= Work required =
The required result is a copy of each line below in which "JSON" appears.

↓

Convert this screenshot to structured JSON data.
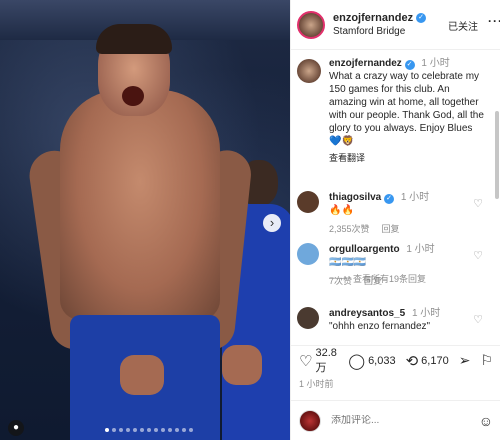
{
  "post": {
    "username": "enzojfernandez",
    "location": "Stamford Bridge",
    "follow_status": "已关注",
    "more_icon": "more-horizontal-icon",
    "caption_time": "1 小时",
    "caption": "What a crazy way to celebrate my 150 games for this club. An amazing win at home, all together with our people. Thank God, all the glory to you always. Enjoy Blues 💙🦁",
    "translate": "查看翻译"
  },
  "comments": [
    {
      "user": "thiagosilva",
      "text": "🔥🔥",
      "time": "1 小时",
      "likes": "2,355次赞",
      "reply": "回复",
      "avatar_color": "#5a3b2a"
    },
    {
      "user": "orgulloargento",
      "text": "🇦🇷🇦🇷🇦🇷",
      "time": "1 小时",
      "likes": "7次赞",
      "reply": "回复",
      "avatar_color": "#6fa8dc"
    },
    {
      "user": "andreysantos_5",
      "text": "\"ohhh enzo fernandez\"",
      "time": "1 小时",
      "avatar_color": "#4a3a30"
    }
  ],
  "view_replies": "查看所有19条回复",
  "actions": {
    "likes": "32.8 万",
    "comments": "6,033",
    "shares": "6,170"
  },
  "post_time": "1 小时前",
  "composer": {
    "placeholder": "添加评论..."
  },
  "colors": {
    "verified": "#3897f0",
    "kit_blue": "#1d3fa6"
  }
}
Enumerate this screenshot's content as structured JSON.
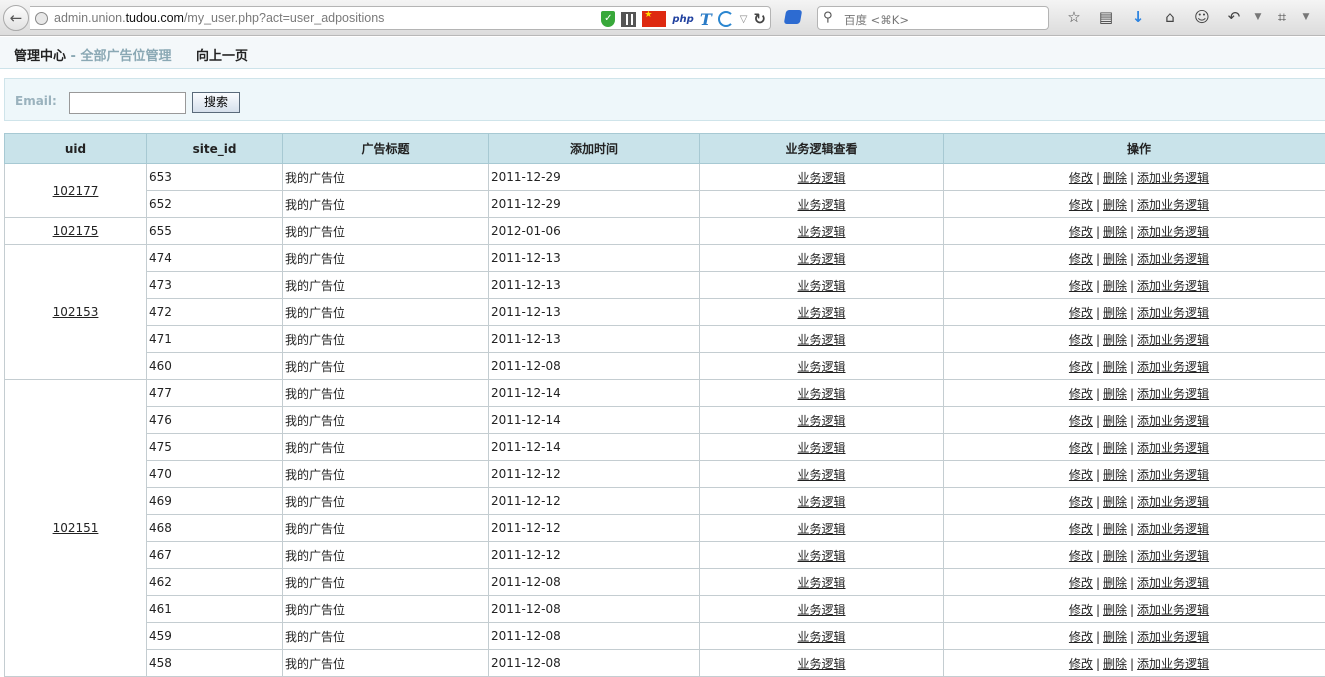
{
  "browser": {
    "url_prefix": "admin.union.",
    "url_host": "tudou.com",
    "url_path": "/my_user.php?act=user_adpositions",
    "search_placeholder": "百度 <⌘K>"
  },
  "nav": {
    "title": "管理中心",
    "subtitle": " - 全部广告位管理",
    "back_link": "向上一页"
  },
  "search": {
    "email_label": "Email:",
    "email_value": "",
    "button_label": "搜索"
  },
  "table": {
    "headers": [
      "uid",
      "site_id",
      "广告标题",
      "添加时间",
      "业务逻辑查看",
      "操作"
    ],
    "link_logic": "业务逻辑",
    "op_edit": "修改",
    "op_delete": "删除",
    "op_add": "添加业务逻辑",
    "groups": [
      {
        "uid": "102177",
        "rows": [
          {
            "site_id": "653",
            "title": "我的广告位",
            "date": "2011-12-29"
          },
          {
            "site_id": "652",
            "title": "我的广告位",
            "date": "2011-12-29"
          }
        ]
      },
      {
        "uid": "102175",
        "rows": [
          {
            "site_id": "655",
            "title": "我的广告位",
            "date": "2012-01-06"
          }
        ]
      },
      {
        "uid": "102153",
        "rows": [
          {
            "site_id": "474",
            "title": "我的广告位",
            "date": "2011-12-13"
          },
          {
            "site_id": "473",
            "title": "我的广告位",
            "date": "2011-12-13"
          },
          {
            "site_id": "472",
            "title": "我的广告位",
            "date": "2011-12-13"
          },
          {
            "site_id": "471",
            "title": "我的广告位",
            "date": "2011-12-13"
          },
          {
            "site_id": "460",
            "title": "我的广告位",
            "date": "2011-12-08"
          }
        ]
      },
      {
        "uid": "102151",
        "rows": [
          {
            "site_id": "477",
            "title": "我的广告位",
            "date": "2011-12-14"
          },
          {
            "site_id": "476",
            "title": "我的广告位",
            "date": "2011-12-14"
          },
          {
            "site_id": "475",
            "title": "我的广告位",
            "date": "2011-12-14"
          },
          {
            "site_id": "470",
            "title": "我的广告位",
            "date": "2011-12-12"
          },
          {
            "site_id": "469",
            "title": "我的广告位",
            "date": "2011-12-12"
          },
          {
            "site_id": "468",
            "title": "我的广告位",
            "date": "2011-12-12"
          },
          {
            "site_id": "467",
            "title": "我的广告位",
            "date": "2011-12-12"
          },
          {
            "site_id": "462",
            "title": "我的广告位",
            "date": "2011-12-08"
          },
          {
            "site_id": "461",
            "title": "我的广告位",
            "date": "2011-12-08"
          },
          {
            "site_id": "459",
            "title": "我的广告位",
            "date": "2011-12-08"
          },
          {
            "site_id": "458",
            "title": "我的广告位",
            "date": "2011-12-08"
          }
        ]
      }
    ]
  }
}
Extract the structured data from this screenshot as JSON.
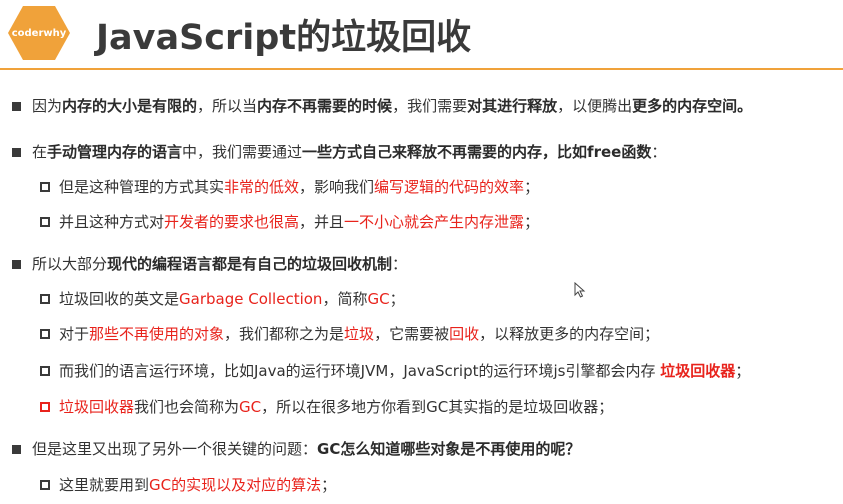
{
  "header": {
    "logo_text": "coderwhy",
    "title": "JavaScript的垃圾回收",
    "accent_color": "#f0a23a"
  },
  "colors": {
    "highlight": "#e8231c",
    "text": "#333333"
  },
  "lines": [
    {
      "segs": [
        "因为",
        "内存的大小是有限的",
        "，所以当",
        "内存不再需要的时候",
        "，我们需要",
        "对其进行释放",
        "，以便腾出",
        "更多的内存空间。"
      ]
    },
    {
      "segs": [
        "在",
        "手动管理内存的语言",
        "中，我们需要通过",
        "一些方式自己来释放不再需要的内存，比如free函数",
        "："
      ]
    },
    {
      "segs": [
        "但是这种管理的方式其实",
        "非常的低效",
        "，影响我们",
        "编写逻辑的代码的效率",
        "；"
      ]
    },
    {
      "segs": [
        "并且这种方式对",
        "开发者的要求也很高",
        "，并且",
        "一不小心就会产生内存泄露",
        "；"
      ]
    },
    {
      "segs": [
        "所以大部分",
        "现代的编程语言都是有自己的垃圾回收机制",
        "："
      ]
    },
    {
      "segs": [
        "垃圾回收的英文是",
        "Garbage Collection",
        "，简称",
        "GC",
        "；"
      ]
    },
    {
      "segs": [
        "对于",
        "那些不再使用的对象",
        "，我们都称之为是",
        "垃圾",
        "，它需要被",
        "回收",
        "，以释放更多的内存空间；"
      ]
    },
    {
      "segs": [
        "而我们的语言运行环境，比如Java的运行环境JVM，JavaScript的运行环境js引擎都会内存 ",
        "垃圾回收器",
        "；"
      ]
    },
    {
      "segs": [
        "垃圾回收器",
        "我们也会简称为",
        "GC",
        "，所以在很多地方你看到GC其实指的是垃圾回收器；"
      ]
    },
    {
      "segs": [
        "但是这里又出现了另外一个很关键的问题：",
        "GC怎么知道哪些对象是不再使用的呢？"
      ]
    },
    {
      "segs": [
        "这里就要用到",
        "GC的实现以及对应的算法",
        "；"
      ]
    }
  ]
}
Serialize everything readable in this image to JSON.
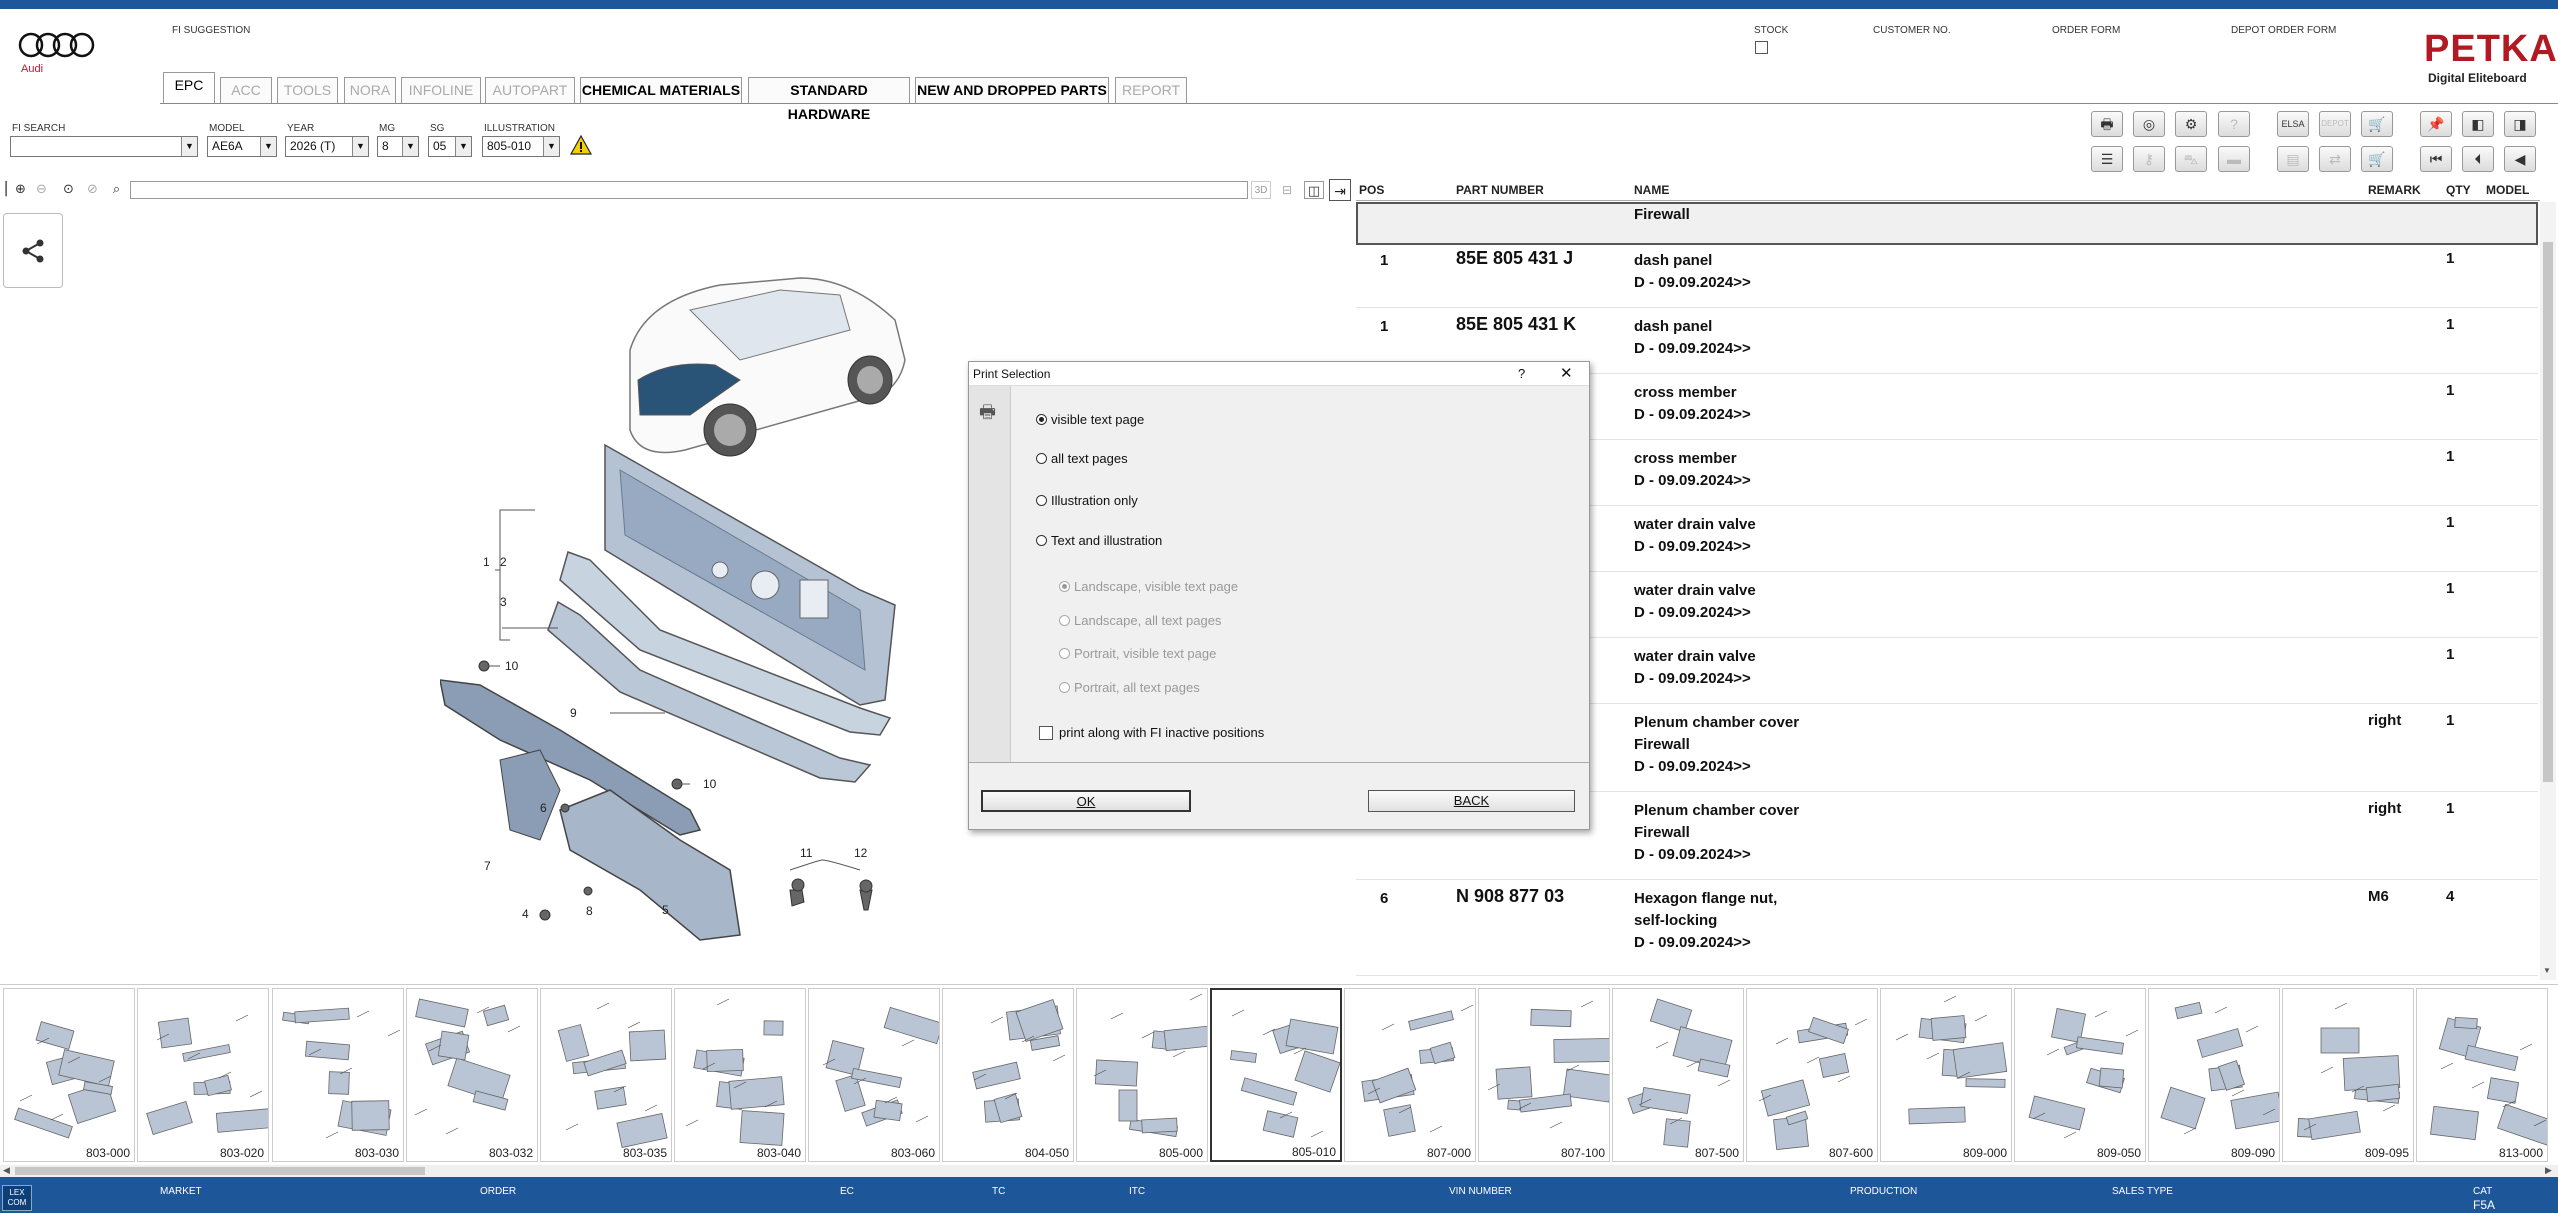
{
  "header": {
    "brand": "Audi",
    "fi_suggestion": "FI SUGGESTION",
    "stock": "STOCK",
    "customer_no": "CUSTOMER NO.",
    "order_form": "ORDER FORM",
    "depot_order_form": "DEPOT ORDER FORM",
    "petka_logo": "PETKA",
    "petka_sub": "Digital Eliteboard"
  },
  "tabs": [
    "EPC",
    "ACC",
    "TOOLS",
    "NORA",
    "INFOLINE",
    "AUTOPART",
    "CHEMICAL MATERIALS",
    "STANDARD HARDWARE",
    "NEW AND DROPPED PARTS",
    "REPORT"
  ],
  "filters": {
    "fi_search_label": "FI SEARCH",
    "fi_search_value": "",
    "model_label": "MODEL",
    "model_value": "AE6A",
    "year_label": "YEAR",
    "year_value": "2026 (T)",
    "mg_label": "MG",
    "mg_value": "8",
    "sg_label": "SG",
    "sg_value": "05",
    "illustration_label": "ILLUSTRATION",
    "illustration_value": "805-010"
  },
  "illustration_viewer": {
    "toggle_3d": "3D",
    "callouts": [
      "1",
      "2",
      "3",
      "10",
      "9",
      "10",
      "6",
      "7",
      "8",
      "4",
      "5",
      "11",
      "12"
    ]
  },
  "parts_table": {
    "headers": {
      "pos": "POS",
      "part_number": "PART NUMBER",
      "name": "NAME",
      "remark": "REMARK",
      "qty": "QTY",
      "model": "MODEL"
    },
    "group_title": "Firewall",
    "rows": [
      {
        "pos": "1",
        "part_number": "85E 805 431 J",
        "name": "dash panel",
        "line2": "D - 09.09.2024>>",
        "line3": "",
        "remark": "",
        "qty": "1"
      },
      {
        "pos": "1",
        "part_number": "85E 805 431 K",
        "name": "dash panel",
        "line2": "D - 09.09.2024>>",
        "line3": "",
        "remark": "",
        "qty": "1"
      },
      {
        "pos": "",
        "part_number": "",
        "name": "cross member",
        "line2": "D - 09.09.2024>>",
        "line3": "",
        "remark": "",
        "qty": "1"
      },
      {
        "pos": "",
        "part_number": "",
        "name": "cross member",
        "line2": "D - 09.09.2024>>",
        "line3": "",
        "remark": "",
        "qty": "1"
      },
      {
        "pos": "",
        "part_number": "",
        "name": "water drain valve",
        "line2": "D - 09.09.2024>>",
        "line3": "",
        "remark": "",
        "qty": "1"
      },
      {
        "pos": "",
        "part_number": "",
        "name": "water drain valve",
        "line2": "D - 09.09.2024>>",
        "line3": "",
        "remark": "",
        "qty": "1"
      },
      {
        "pos": "",
        "part_number": "",
        "name": "water drain valve",
        "line2": "D - 09.09.2024>>",
        "line3": "",
        "remark": "",
        "qty": "1"
      },
      {
        "pos": "",
        "part_number": "",
        "name": "Plenum chamber cover",
        "line2": "Firewall",
        "line3": "D - 09.09.2024>>",
        "remark": "right",
        "qty": "1"
      },
      {
        "pos": "",
        "part_number": "",
        "name": "Plenum chamber cover",
        "line2": "Firewall",
        "line3": "D - 09.09.2024>>",
        "remark": "right",
        "qty": "1"
      },
      {
        "pos": "6",
        "part_number": "N  908 877 03",
        "name": "Hexagon flange nut,",
        "line2": "self-locking",
        "line3": "D - 09.09.2024>>",
        "remark": "M6",
        "qty": "4"
      }
    ]
  },
  "thumbnails": [
    "803-000",
    "803-020",
    "803-030",
    "803-032",
    "803-035",
    "803-040",
    "803-060",
    "804-050",
    "805-000",
    "805-010",
    "807-000",
    "807-100",
    "807-500",
    "807-600",
    "809-000",
    "809-050",
    "809-090",
    "809-095",
    "813-000"
  ],
  "active_thumbnail": "805-010",
  "dialog": {
    "title": "Print Selection",
    "help": "?",
    "close": "✕",
    "options": [
      "visible text page",
      "all text pages",
      "Illustration only",
      "Text and illustration"
    ],
    "selected_option": "visible text page",
    "sub_options": [
      "Landscape, visible text page",
      "Landscape, all text pages",
      "Portrait, visible text page",
      "Portrait, all text pages"
    ],
    "fi_inactive_label": "print along with FI inactive positions",
    "ok": "OK",
    "back": "BACK"
  },
  "footer": {
    "market": "MARKET",
    "order": "ORDER",
    "ec": "EC",
    "tc": "TC",
    "itc": "ITC",
    "vin_number": "VIN NUMBER",
    "production": "PRODUCTION",
    "sales_type": "SALES TYPE",
    "cat": "CAT",
    "cat_value": "F5A",
    "lexcom": "LEX COM"
  },
  "colors": {
    "brand_blue": "#1d5699",
    "audi_red": "#c8102e",
    "petka_red": "#b01a22"
  }
}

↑

= Task result =
Convert this screenshot to structured JSON data.
Enumerate this screenshot's content as structured JSON.
Extract the structured data from this screenshot as JSON.
Serialize everything readable in this image to JSON.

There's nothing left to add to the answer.